[Opening SOURCE DATA section]

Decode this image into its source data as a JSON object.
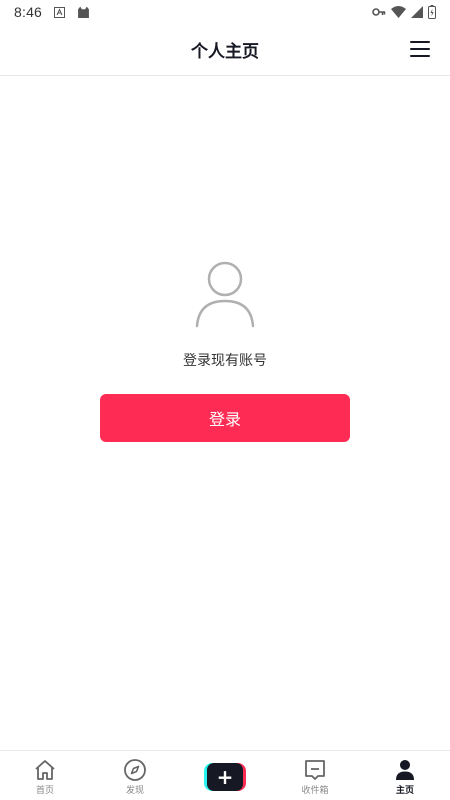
{
  "status_bar": {
    "time": "8:46",
    "left_icons": [
      "a-box-icon",
      "cat-icon"
    ],
    "right_icons": [
      "key-icon",
      "wifi-icon",
      "signal-icon",
      "battery-icon"
    ]
  },
  "header": {
    "title": "个人主页",
    "menu_icon": "hamburger-menu-icon"
  },
  "main": {
    "avatar_icon": "user-outline-icon",
    "prompt": "登录现有账号",
    "login_label": "登录"
  },
  "tab_bar": {
    "items": [
      {
        "label": "首页",
        "icon": "home-icon",
        "active": false
      },
      {
        "label": "发现",
        "icon": "compass-icon",
        "active": false
      },
      {
        "label": "",
        "icon": "create-plus-icon",
        "active": false
      },
      {
        "label": "收件箱",
        "icon": "inbox-icon",
        "active": false
      },
      {
        "label": "主页",
        "icon": "profile-icon",
        "active": true
      }
    ]
  },
  "colors": {
    "accent": "#fe2c55",
    "accent_cyan": "#25f4ee",
    "text_primary": "#161823",
    "text_secondary": "#888888"
  }
}
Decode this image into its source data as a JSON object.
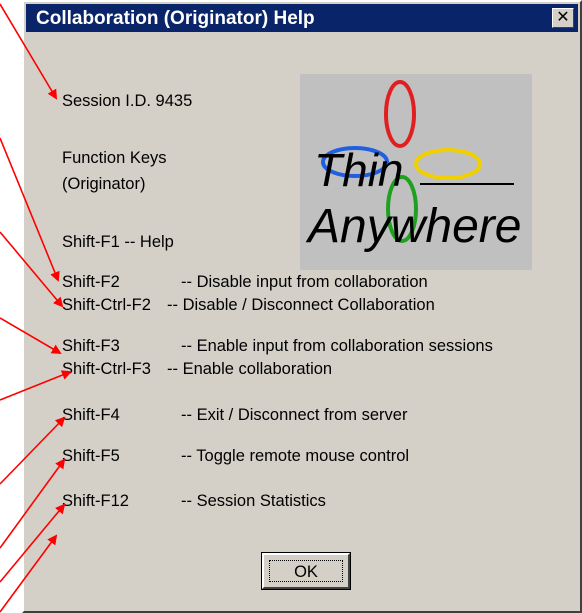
{
  "dialog": {
    "title": "Collaboration (Originator) Help",
    "close_glyph": "✕",
    "session_id": "Session I.D. 9435",
    "function_keys_line1": "Function Keys",
    "function_keys_line2": "(Originator)",
    "help_line": "Shift-F1 -- Help",
    "ok_label": "OK"
  },
  "logo": {
    "line1": "Thin",
    "line2": "Anywhere",
    "petal_colors": [
      "#e02020",
      "#20a020",
      "#2060e0",
      "#f0d000"
    ]
  },
  "keys": [
    {
      "key": "Shift-F2",
      "desc": "-- Disable input from collaboration"
    },
    {
      "key": "Shift-Ctrl-F2",
      "desc": "-- Disable / Disconnect Collaboration"
    },
    {
      "key": "Shift-F3",
      "desc": "-- Enable input from collaboration sessions"
    },
    {
      "key": "Shift-Ctrl-F3",
      "desc": "-- Enable collaboration"
    },
    {
      "key": "Shift-F4",
      "desc": "-- Exit / Disconnect from server"
    },
    {
      "key": "Shift-F5",
      "desc": "-- Toggle remote mouse control"
    },
    {
      "key": "Shift-F12",
      "desc": "-- Session Statistics"
    }
  ],
  "colors": {
    "titlebar": "#0a246a",
    "dialog_bg": "#d4d0c8",
    "arrow": "#ff0000"
  }
}
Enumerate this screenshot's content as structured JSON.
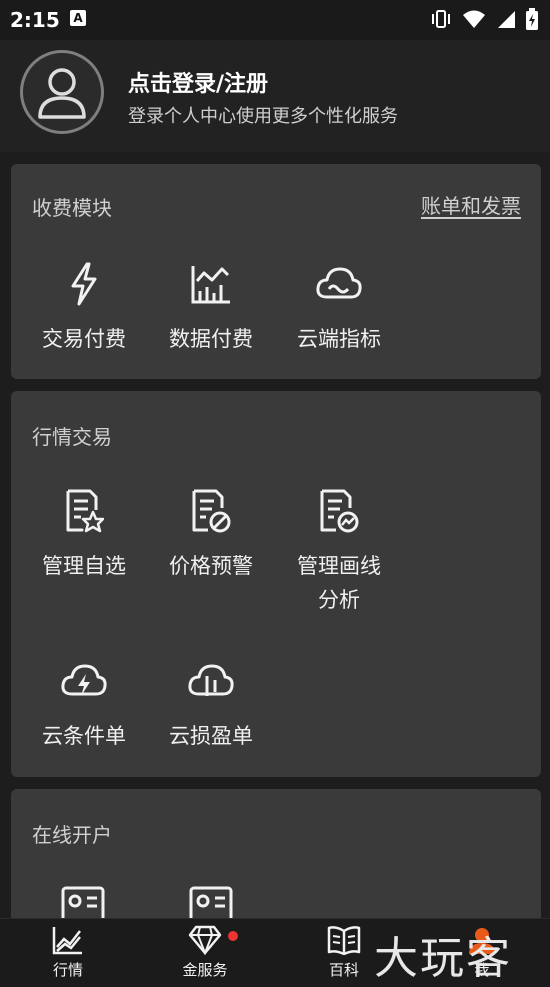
{
  "status": {
    "time": "2:15",
    "badge": "A"
  },
  "header": {
    "title": "点击登录/注册",
    "subtitle": "登录个人中心使用更多个性化服务"
  },
  "fees": {
    "title": "收费模块",
    "link": "账单和发票",
    "items": [
      {
        "label": "交易付费",
        "icon": "lightning-icon"
      },
      {
        "label": "数据付费",
        "icon": "chart-icon"
      },
      {
        "label": "云端指标",
        "icon": "cloud-icon"
      }
    ]
  },
  "market": {
    "title": "行情交易",
    "items": [
      {
        "label": "管理自选",
        "icon": "doc-star-icon"
      },
      {
        "label": "价格预警",
        "icon": "doc-alert-icon"
      },
      {
        "label": "管理画线",
        "label2": "分析",
        "icon": "doc-chart-icon"
      },
      {
        "label": "云条件单",
        "icon": "cloud-bolt-icon"
      },
      {
        "label": "云损盈单",
        "icon": "cloud-chart-icon"
      }
    ]
  },
  "online": {
    "title": "在线开户"
  },
  "nav": {
    "items": [
      {
        "label": "行情",
        "icon": "market-chart-icon"
      },
      {
        "label": "金服务",
        "icon": "diamond-icon"
      },
      {
        "label": "百科",
        "icon": "book-icon"
      },
      {
        "label": "我",
        "icon": "user-icon"
      }
    ]
  },
  "watermark": "大玩客"
}
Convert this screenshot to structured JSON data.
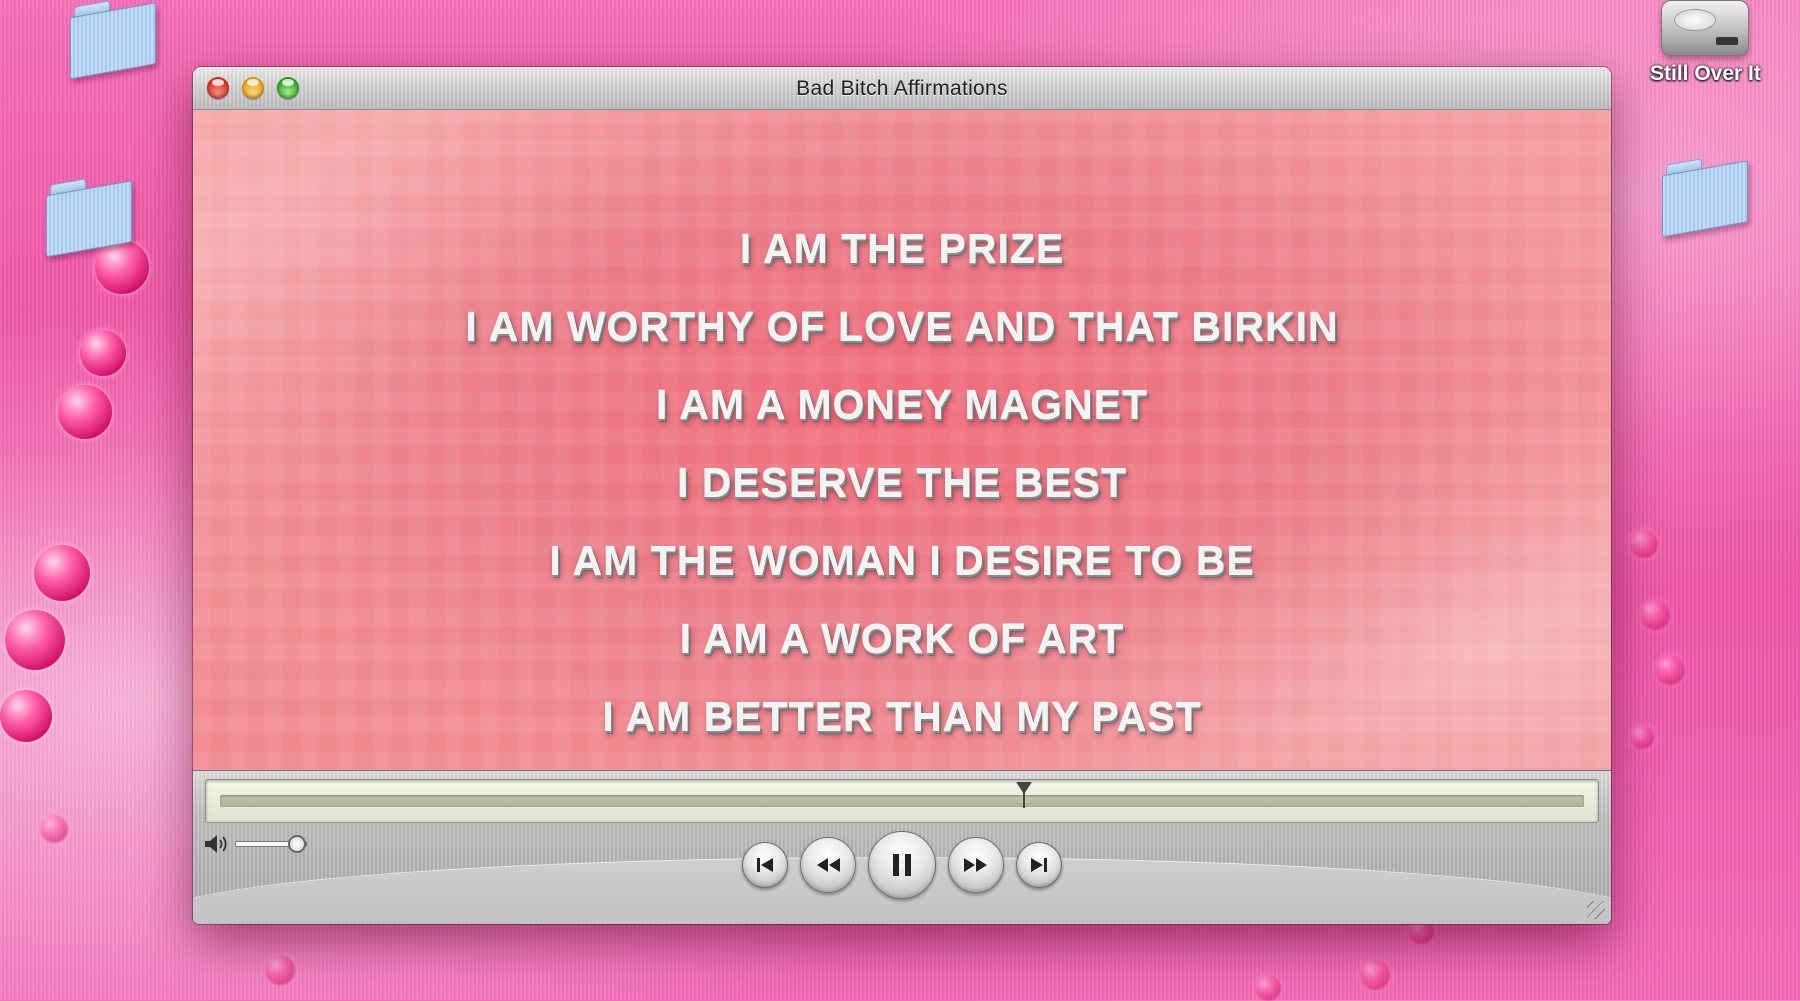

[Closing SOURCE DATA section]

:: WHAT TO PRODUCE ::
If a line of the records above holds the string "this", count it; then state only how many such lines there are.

:: EXERCISE ANSWER ::
4